...The book’s narrative rhythms portray time as a river of swirling currents as opposed to points on a straight line. King’s long view of history connects the past strongly to the present, and vice versa. A mention of Colin Kaepernick expands to include Tommie Smith and John Carlos, Black athletes who bravely protested at the 1968 Olympics. A mention of Ida B. Wells sends us cascading through generations of journalists who have followed in her stead, including Charlayne Hunter-Gault and Yamiche Alcindor. In the world King has created, Jean Toomer occupies the same space as Jacqueline Woodson, and it’s but a small leap from Josephine Baker to Gregory Hines. At strategic intervals the narrator wisely reasserts — plainly — that Black lives matter...

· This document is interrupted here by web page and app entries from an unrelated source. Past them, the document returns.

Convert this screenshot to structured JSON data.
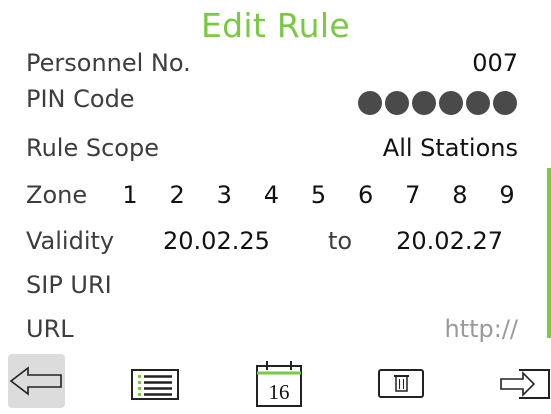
{
  "colors": {
    "accent": "#7ac943",
    "text": "#333333",
    "muted": "#9a9a9a",
    "pressed_button": "#dcdcdc"
  },
  "header": {
    "title": "Edit Rule"
  },
  "fields": {
    "personnel": {
      "label": "Personnel No.",
      "value": "007"
    },
    "pin": {
      "label": "PIN Code",
      "masked_digits": 6
    },
    "scope": {
      "label": "Rule Scope",
      "value": "All Stations"
    },
    "zone": {
      "label": "Zone",
      "values": [
        "1",
        "2",
        "3",
        "4",
        "5",
        "6",
        "7",
        "8",
        "9"
      ]
    },
    "validity": {
      "label": "Validity",
      "from": "20.02.25",
      "separator": "to",
      "until": "20.02.27"
    },
    "sip": {
      "label": "SIP URI",
      "value": ""
    },
    "url": {
      "label": "URL",
      "placeholder": "http://"
    }
  },
  "calendar": {
    "day": "16"
  },
  "toolbar": {
    "icons": [
      "back-arrow-icon",
      "list-icon",
      "calendar-icon",
      "delete-icon",
      "exit-icon"
    ]
  }
}
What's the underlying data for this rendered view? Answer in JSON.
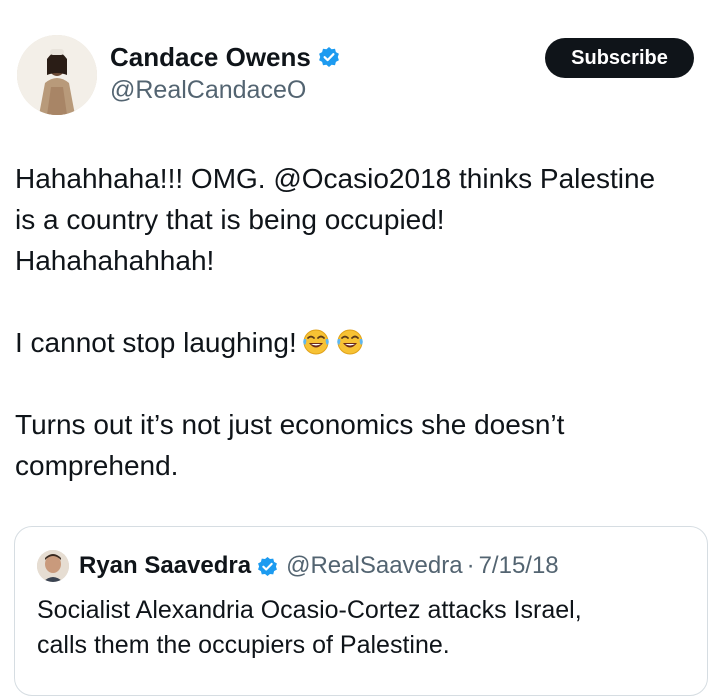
{
  "author": {
    "name": "Candace Owens",
    "handle": "@RealCandaceO",
    "verified_color": "#1d9bf0"
  },
  "actions": {
    "subscribe_label": "Subscribe"
  },
  "tweet": {
    "line1": "Hahahhaha!!! OMG. @Ocasio2018 thinks Palestine",
    "line2": "is a country that is being occupied!",
    "line3": "Hahahahahhah!",
    "line4": "I cannot stop laughing!",
    "line4_emojis": [
      "face-with-tears-of-joy-icon",
      "face-with-tears-of-joy-icon"
    ],
    "line5": "Turns out it’s not just economics she doesn’t",
    "line6": "comprehend."
  },
  "quoted": {
    "name": "Ryan Saavedra",
    "handle": "@RealSaavedra",
    "separator": "·",
    "date": "7/15/18",
    "text_line1": "Socialist Alexandria Ocasio-Cortez attacks Israel,",
    "text_line2": "calls them the occupiers of Palestine."
  }
}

— Jabari Asim - New York Times Book Review
According to the preface, the goal here is to help kids, specifically Black kids, learn to believe in themselves. Mission accomplished. In this bold homage to the Black experience, they can access a birthright of struggle, excellence and resilience. On poster-like pages, words dominate in wildly varied font sizes. They march and scramble across bright pages, filled with quotations, commentary and a few abstract portraits. From Crispus Attucks to Simone Biles, Black achievers are enumerated — writers, musicians, journalists, athletes, academics, artists, scientists, moviemakers, politicians and public servants, 116 in all. (Check out their useful thumbnail bios.) The big takeaway: “You are valued. We are valued. Your life matters.”
— Susan Faust - San Francisco Chronicle
Black lives matter. That message would be self-evident in a just world, but in this world and in this America, all children need to hear it again and again, and not just to hear it but to feel and know it...
Critique: Effectively and thoroughly 'kid friendly' in organization and presentation, "Have I Ever Told You Black Lives Matter" is a critically important and unreservedly recommended addition to family, elementary school, middle school, and community library Contemporary Social Issues collections.
— Midwest Book Review
This gorgeous new release is a testament to how beautiful typography can influence a book’s design. A combination of bright colors, silhouettes, and names decorate the pages inviting the reader to take it all in. The text is magnificent, and I love the design choice of having a wide variety of colors throughout the book. The text meanders around the page, taking the reader on a physical journey on the page and throughout history while speaking directly to them.
This book is bold and celebratory. In the back is extensive information about those quoted in the beginning pages. Each name mentioned in the back (after a note from Shani) has a quote from the individual before the biographical information. In short, there is a plethora of historical knowledge in between these bright purple covers. It could be used and studied all year long, and it absolutely should be! Absolutely required reading in middle school classrooms, I can’t wait to return to it again and again.
— Corrie Locke-Hardy - The Tiny Activist
A children's tome filled with Black excellence, celebrating — and
providing the historical context for — accomplishments of Black
musicians, artists, journalists, politicians, scientists, and more. It
goes without saying that this book offers something to adults as well as
— Seija Rankin - Entertainment Weekly